Sure, Whataburger expanded to Alabama, Arizona, Arkansas, Florida, Georgia, Louisiana, Mississippi, New Mexico and Oklahoma in recent years, which was hard enough. But it remained regional.
Now, Chi-town can keep its hotdogs. But the Whatachick’n should stay put.
There’s been plenty of outcry, backlash, blowback, whatever you want to call it. On Instagram, @cyndionarol posted “Locked and loaded. Don’t Chicago my Whataburger!!”
On twitter, @causaundraporras noted “men really died at The Alamo just for us to give up Whataburger to Chicago.” Meanwhile, @emmaValverde7 said “if you don’t live in Texas, you don’t deserve Whataburger. Don’t even argue.”

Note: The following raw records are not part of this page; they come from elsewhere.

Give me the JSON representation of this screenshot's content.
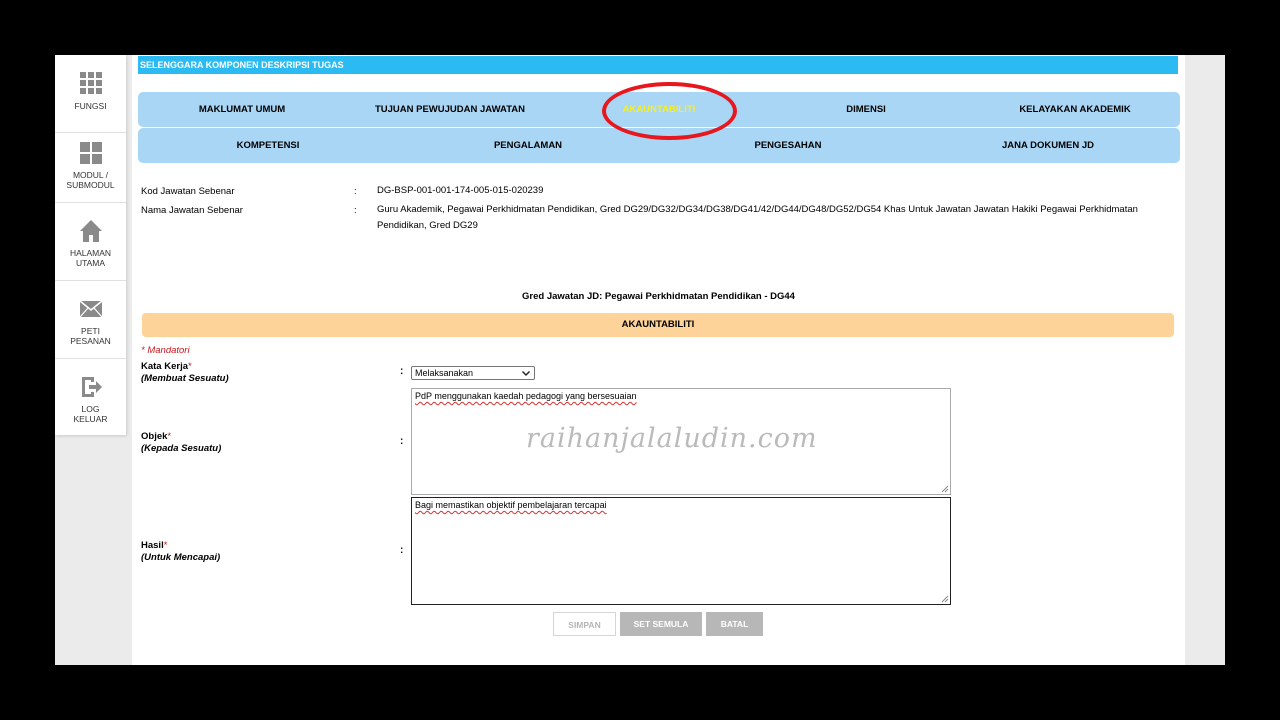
{
  "sidebar": {
    "items": [
      {
        "icon": "grid-icon",
        "label_line1": "FUNGSI",
        "label_line2": ""
      },
      {
        "icon": "modules-icon",
        "label_line1": "MODUL /",
        "label_line2": "SUBMODUL"
      },
      {
        "icon": "home-icon",
        "label_line1": "HALAMAN",
        "label_line2": "UTAMA"
      },
      {
        "icon": "envelope-icon",
        "label_line1": "PETI",
        "label_line2": "PESANAN"
      },
      {
        "icon": "logout-icon",
        "label_line1": "LOG",
        "label_line2": "KELUAR"
      }
    ]
  },
  "header": {
    "title": "SELENGGARA KOMPONEN DESKRIPSI TUGAS"
  },
  "tabs_row1": [
    "MAKLUMAT UMUM",
    "TUJUAN PEWUJUDAN JAWATAN",
    "AKAUNTABILITI",
    "DIMENSI",
    "KELAYAKAN AKADEMIK"
  ],
  "tabs_row2": [
    "KOMPETENSI",
    "PENGALAMAN",
    "PENGESAHAN",
    "JANA DOKUMEN JD"
  ],
  "active_tab": "AKAUNTABILITI",
  "info": {
    "kod_label": "Kod Jawatan Sebenar",
    "kod_value": "DG-BSP-001-001-174-005-015-020239",
    "nama_label": "Nama Jawatan Sebenar",
    "nama_value": "Guru Akademik, Pegawai Perkhidmatan Pendidikan, Gred DG29/DG32/DG34/DG38/DG41/42/DG44/DG48/DG52/DG54 Khas Untuk Jawatan Jawatan Hakiki Pegawai Perkhidmatan Pendidikan, Gred DG29",
    "colon": ":"
  },
  "gred_line": "Gred Jawatan JD: Pegawai Perkhidmatan Pendidikan - DG44",
  "section_title": "AKAUNTABILITI",
  "mandatori": "* Mandatori",
  "form": {
    "kata_kerja_label": "Kata Kerja",
    "kata_kerja_sub": "(Membuat Sesuatu)",
    "kata_kerja_value": "Melaksanakan",
    "objek_label": "Objek",
    "objek_sub": "(Kepada Sesuatu)",
    "objek_value": "PdP menggunakan kaedah pedagogi yang bersesuaian",
    "hasil_label": "Hasil",
    "hasil_sub": "(Untuk Mencapai)",
    "hasil_value": "Bagi memastikan objektif pembelajaran tercapai",
    "required_mark": "*",
    "colon": ":"
  },
  "watermark": "raihanjalaludin.com",
  "buttons": {
    "simpan": "SIMPAN",
    "set_semula": "SET SEMULA",
    "batal": "BATAL"
  },
  "colors": {
    "header": "#2bbbf2",
    "tabs": "#a9d6f5",
    "active_tab": "#f7ef22",
    "section": "#fdd39a",
    "highlight_ring": "#e8171d",
    "required": "#c8171d"
  }
}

And it’s hit Facebook, too. Next to a photo of Whataburger-themed cowboy boots, user Kirby Calhoun posted “Please take this down. ‘As Texan as Whataburger’ is not a thing anymore. Find something more ‘Chicago’ to put your name in front of from here on out. Just leave Texas out of it, you seem to be good at that lately…” a day ago.
But there’s one voice raising above the rest, a true hero speaking up for the people. That would be none other than NFL superstar J.J. Watt. After all, you could say the only thing more Texas than Whataburger is good old-fashioned football.
The Houston Texan is just that — even if he’s from Wisconsin. This is home away from home, and he’ll do whatever he can to protect it.
He just needs some help.
“OK, I say we all chip in and buy Whataburger back. Make honey butter chicken biscuits available all day, add kolaches to the menu and change nothing else. Especially not the ketchup,” Watt tweeted.
Now, the controversy has spread from sports to politics. Governor Greg Abbott tweeted a photo of former president George W. Bush with the caption “Get in J.J., We’re saving Whataburger.”
Whataburger’s family ownership isn’t sitting on the sidelines. Instead, it’s trying to assure customers that everything they love about Whataburger will stay, and nothing is going to change.
An open letter to our beloved fans: pic.twitter.com/3pVjZ7zmKc
— Whataburger® (@Whataburger) June 14, 2019
“Texas, we don’t want you to be upset. We will always be Texan and represent you in a way that makes you proud. #believethat,” Whataburger posted.
The thing is, if you mention Whataburger, you’re talking Texas.